(Stored dataset items)

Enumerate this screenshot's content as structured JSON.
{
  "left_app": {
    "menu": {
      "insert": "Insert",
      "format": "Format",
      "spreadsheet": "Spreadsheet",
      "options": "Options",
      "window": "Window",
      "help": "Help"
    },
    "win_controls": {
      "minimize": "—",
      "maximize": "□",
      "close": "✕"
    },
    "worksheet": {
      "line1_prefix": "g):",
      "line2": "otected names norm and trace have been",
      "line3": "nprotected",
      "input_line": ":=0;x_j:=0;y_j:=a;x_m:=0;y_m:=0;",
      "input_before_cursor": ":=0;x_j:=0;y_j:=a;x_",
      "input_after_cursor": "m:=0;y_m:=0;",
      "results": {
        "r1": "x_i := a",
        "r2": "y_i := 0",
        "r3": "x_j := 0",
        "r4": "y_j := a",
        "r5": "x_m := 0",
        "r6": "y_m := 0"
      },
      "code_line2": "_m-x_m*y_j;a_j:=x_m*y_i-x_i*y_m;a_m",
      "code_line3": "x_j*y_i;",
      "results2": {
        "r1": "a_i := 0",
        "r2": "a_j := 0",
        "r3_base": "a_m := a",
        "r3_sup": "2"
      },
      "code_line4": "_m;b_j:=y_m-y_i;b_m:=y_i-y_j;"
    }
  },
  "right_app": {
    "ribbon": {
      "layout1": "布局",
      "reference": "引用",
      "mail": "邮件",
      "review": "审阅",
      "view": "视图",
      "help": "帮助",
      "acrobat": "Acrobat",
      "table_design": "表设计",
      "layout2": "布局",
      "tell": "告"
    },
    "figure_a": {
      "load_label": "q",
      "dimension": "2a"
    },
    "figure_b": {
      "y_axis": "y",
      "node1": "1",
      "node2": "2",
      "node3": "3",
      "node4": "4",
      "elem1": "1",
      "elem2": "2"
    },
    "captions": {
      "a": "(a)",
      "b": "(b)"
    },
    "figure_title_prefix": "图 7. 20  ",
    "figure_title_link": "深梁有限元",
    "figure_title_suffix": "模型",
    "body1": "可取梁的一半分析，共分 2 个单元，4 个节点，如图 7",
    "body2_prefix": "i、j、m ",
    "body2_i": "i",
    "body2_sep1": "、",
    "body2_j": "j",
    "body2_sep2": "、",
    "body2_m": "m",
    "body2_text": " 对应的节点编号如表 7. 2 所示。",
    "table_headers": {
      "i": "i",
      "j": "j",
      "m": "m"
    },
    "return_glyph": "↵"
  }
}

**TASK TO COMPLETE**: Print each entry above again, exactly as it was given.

**RESPONSE AREA**:
Enumerate this screenshot's content as structured JSON.
{
  "left_app": {
    "menu": {
      "insert": "Insert",
      "format": "Format",
      "spreadsheet": "Spreadsheet",
      "options": "Options",
      "window": "Window",
      "help": "Help"
    },
    "win_controls": {
      "minimize": "—",
      "maximize": "□",
      "close": "✕"
    },
    "worksheet": {
      "line1_prefix": "g):",
      "line2": "otected names norm and trace have been",
      "line3": "nprotected",
      "input_line": ":=0;x_j:=0;y_j:=a;x_m:=0;y_m:=0;",
      "input_before_cursor": ":=0;x_j:=0;y_j:=a;x_",
      "input_after_cursor": "m:=0;y_m:=0;",
      "results": {
        "r1": "x_i := a",
        "r2": "y_i := 0",
        "r3": "x_j := 0",
        "r4": "y_j := a",
        "r5": "x_m := 0",
        "r6": "y_m := 0"
      },
      "code_line2": "_m-x_m*y_j;a_j:=x_m*y_i-x_i*y_m;a_m",
      "code_line3": "x_j*y_i;",
      "results2": {
        "r1": "a_i := 0",
        "r2": "a_j := 0",
        "r3_base": "a_m := a",
        "r3_sup": "2"
      },
      "code_line4": "_m;b_j:=y_m-y_i;b_m:=y_i-y_j;"
    }
  },
  "right_app": {
    "ribbon": {
      "layout1": "布局",
      "reference": "引用",
      "mail": "邮件",
      "review": "审阅",
      "view": "视图",
      "help": "帮助",
      "acrobat": "Acrobat",
      "table_design": "表设计",
      "layout2": "布局",
      "tell": "告"
    },
    "figure_a": {
      "load_label": "q",
      "dimension": "2a"
    },
    "figure_b": {
      "y_axis": "y",
      "node1": "1",
      "node2": "2",
      "node3": "3",
      "node4": "4",
      "elem1": "1",
      "elem2": "2"
    },
    "captions": {
      "a": "(a)",
      "b": "(b)"
    },
    "figure_title_prefix": "图 7. 20  ",
    "figure_title_link": "深梁有限元",
    "figure_title_suffix": "模型",
    "body1": "可取梁的一半分析，共分 2 个单元，4 个节点，如图 7",
    "body2_prefix": "i、j、m ",
    "body2_i": "i",
    "body2_sep1": "、",
    "body2_j": "j",
    "body2_sep2": "、",
    "body2_m": "m",
    "body2_text": " 对应的节点编号如表 7. 2 所示。",
    "table_headers": {
      "i": "i",
      "j": "j",
      "m": "m"
    },
    "return_glyph": "↵"
  }
}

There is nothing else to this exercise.